## To do
Pictures aside, output each record exactly.

## Extracted data
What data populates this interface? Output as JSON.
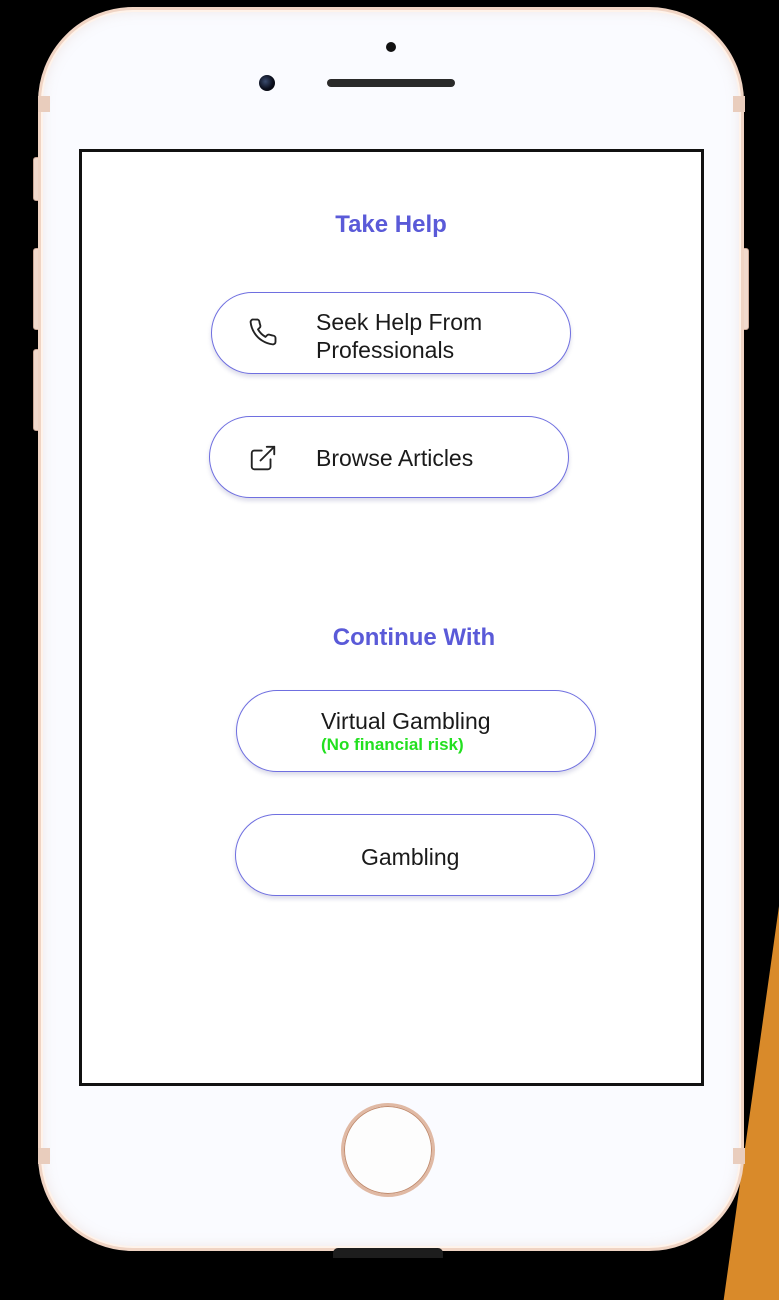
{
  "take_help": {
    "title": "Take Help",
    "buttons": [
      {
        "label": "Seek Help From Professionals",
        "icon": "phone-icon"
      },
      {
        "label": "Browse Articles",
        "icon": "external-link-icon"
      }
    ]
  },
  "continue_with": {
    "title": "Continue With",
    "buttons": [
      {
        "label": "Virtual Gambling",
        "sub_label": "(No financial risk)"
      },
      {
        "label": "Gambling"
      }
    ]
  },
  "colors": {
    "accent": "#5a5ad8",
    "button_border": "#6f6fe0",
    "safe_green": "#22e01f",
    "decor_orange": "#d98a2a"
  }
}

## Expected answer
What data populates this interface? Output as JSON.
{
  "take_help": {
    "title": "Take Help",
    "buttons": [
      {
        "label": "Seek Help From Professionals",
        "icon": "phone-icon"
      },
      {
        "label": "Browse Articles",
        "icon": "external-link-icon"
      }
    ]
  },
  "continue_with": {
    "title": "Continue With",
    "buttons": [
      {
        "label": "Virtual Gambling",
        "sub_label": "(No financial risk)"
      },
      {
        "label": "Gambling"
      }
    ]
  },
  "colors": {
    "accent": "#5a5ad8",
    "button_border": "#6f6fe0",
    "safe_green": "#22e01f",
    "decor_orange": "#d98a2a"
  }
}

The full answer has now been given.